         Clark next argues that his wife's statements to the police and grand jury were unsubstantiated. Consequently, he argues that the district court should not have relied on them in concluding that he used or possessed the revolver in connection with a crime of violence. "We review the factual findings underlying a sentence enhancement for clear error." United States v. Cook, 356 F.3d 913, 917 (8th Cir. 2004).

         When finding sentencing facts, district courts apply a preponderance-of-the-evidence standard.
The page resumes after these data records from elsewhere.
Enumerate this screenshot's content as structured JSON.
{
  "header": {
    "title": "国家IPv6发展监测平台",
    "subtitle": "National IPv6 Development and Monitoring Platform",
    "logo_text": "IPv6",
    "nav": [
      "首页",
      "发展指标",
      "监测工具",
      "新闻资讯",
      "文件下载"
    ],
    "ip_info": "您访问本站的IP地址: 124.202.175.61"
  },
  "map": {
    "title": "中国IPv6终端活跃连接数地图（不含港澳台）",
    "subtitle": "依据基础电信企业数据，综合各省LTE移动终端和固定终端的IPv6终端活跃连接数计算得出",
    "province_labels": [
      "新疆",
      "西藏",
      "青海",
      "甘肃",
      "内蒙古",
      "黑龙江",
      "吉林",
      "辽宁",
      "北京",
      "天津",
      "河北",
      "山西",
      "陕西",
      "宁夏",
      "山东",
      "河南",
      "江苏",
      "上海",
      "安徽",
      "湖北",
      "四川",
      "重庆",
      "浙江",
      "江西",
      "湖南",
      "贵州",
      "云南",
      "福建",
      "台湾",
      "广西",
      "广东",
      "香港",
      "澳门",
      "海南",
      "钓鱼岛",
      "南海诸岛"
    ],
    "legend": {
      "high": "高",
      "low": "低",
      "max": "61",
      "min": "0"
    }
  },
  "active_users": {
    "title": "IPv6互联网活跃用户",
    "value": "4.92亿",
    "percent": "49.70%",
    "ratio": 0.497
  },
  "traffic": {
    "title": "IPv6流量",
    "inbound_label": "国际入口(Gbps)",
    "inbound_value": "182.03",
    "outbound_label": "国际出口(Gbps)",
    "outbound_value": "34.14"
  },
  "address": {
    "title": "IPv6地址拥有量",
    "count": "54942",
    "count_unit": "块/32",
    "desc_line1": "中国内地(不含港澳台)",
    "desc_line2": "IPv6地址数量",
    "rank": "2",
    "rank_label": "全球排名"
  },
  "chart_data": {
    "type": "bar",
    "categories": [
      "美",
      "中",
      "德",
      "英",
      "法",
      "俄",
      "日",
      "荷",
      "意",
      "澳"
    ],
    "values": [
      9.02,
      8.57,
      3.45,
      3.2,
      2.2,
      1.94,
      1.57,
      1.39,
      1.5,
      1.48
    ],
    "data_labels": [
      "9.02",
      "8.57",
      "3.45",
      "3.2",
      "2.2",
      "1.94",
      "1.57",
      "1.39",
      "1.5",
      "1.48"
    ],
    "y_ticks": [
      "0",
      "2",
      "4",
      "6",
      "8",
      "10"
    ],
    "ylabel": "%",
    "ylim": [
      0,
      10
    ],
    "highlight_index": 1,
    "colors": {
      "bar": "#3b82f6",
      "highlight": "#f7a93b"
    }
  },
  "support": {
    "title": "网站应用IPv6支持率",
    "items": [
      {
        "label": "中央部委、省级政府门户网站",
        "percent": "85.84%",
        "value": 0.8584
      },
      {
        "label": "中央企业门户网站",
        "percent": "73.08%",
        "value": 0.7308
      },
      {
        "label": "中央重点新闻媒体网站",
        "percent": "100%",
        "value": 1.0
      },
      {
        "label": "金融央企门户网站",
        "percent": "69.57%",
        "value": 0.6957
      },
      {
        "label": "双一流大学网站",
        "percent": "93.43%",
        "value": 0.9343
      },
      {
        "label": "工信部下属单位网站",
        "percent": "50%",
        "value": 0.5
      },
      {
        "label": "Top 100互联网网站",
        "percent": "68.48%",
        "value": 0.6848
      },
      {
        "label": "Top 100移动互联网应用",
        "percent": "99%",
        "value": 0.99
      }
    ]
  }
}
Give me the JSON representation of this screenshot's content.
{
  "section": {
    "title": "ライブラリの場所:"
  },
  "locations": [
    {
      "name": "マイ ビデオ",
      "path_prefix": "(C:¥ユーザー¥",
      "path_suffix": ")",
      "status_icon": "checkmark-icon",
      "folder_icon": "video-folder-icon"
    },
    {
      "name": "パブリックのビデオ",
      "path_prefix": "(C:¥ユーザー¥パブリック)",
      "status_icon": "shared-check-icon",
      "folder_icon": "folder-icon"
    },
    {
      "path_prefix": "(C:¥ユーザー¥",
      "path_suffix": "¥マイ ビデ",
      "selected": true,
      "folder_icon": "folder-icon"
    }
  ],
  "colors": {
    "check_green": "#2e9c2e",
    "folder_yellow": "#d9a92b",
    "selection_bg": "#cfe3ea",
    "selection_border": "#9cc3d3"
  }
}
United States v. Mustafa, 695 F.3d 860, 862 (8th Cir. 2012) (per curiam). In addition, "[a] district court has wide discretion at sentencing as to the kind of information considered or its source." United States v. Pratt, 553 F.3d 1165, 1170 (8th Cir. 2009) (citation omitted). This means that, "[i]n resolving any reasonable dispute concerning a factor important to the sentencing determination, the court may consider relevant information without regard to its admissibility under the rules of evidence applicable at trial, provided that the information has sufficient indicia of reliability to support its probable accuracy." Id. (emphasis omitted) (quoting U.S.S.G. § 6A1.3(a)). That relevant information may include "criminal activity for which the defendant has not been prosecuted and 'uncorroborated hearsay, provided the [defendant is] given a chance to rebut or explain it.'" Id. (alteration in original) (citation omitted). Here, Clark's wife's statements, though hearsay, were made under ...


Buy This Entire Record For $7.95

Download the entire decision to receive the complete text, official citation,
docket number, dissents and concurrences, and footnotes for this case.

Learn more about what you receive with purchase of this case.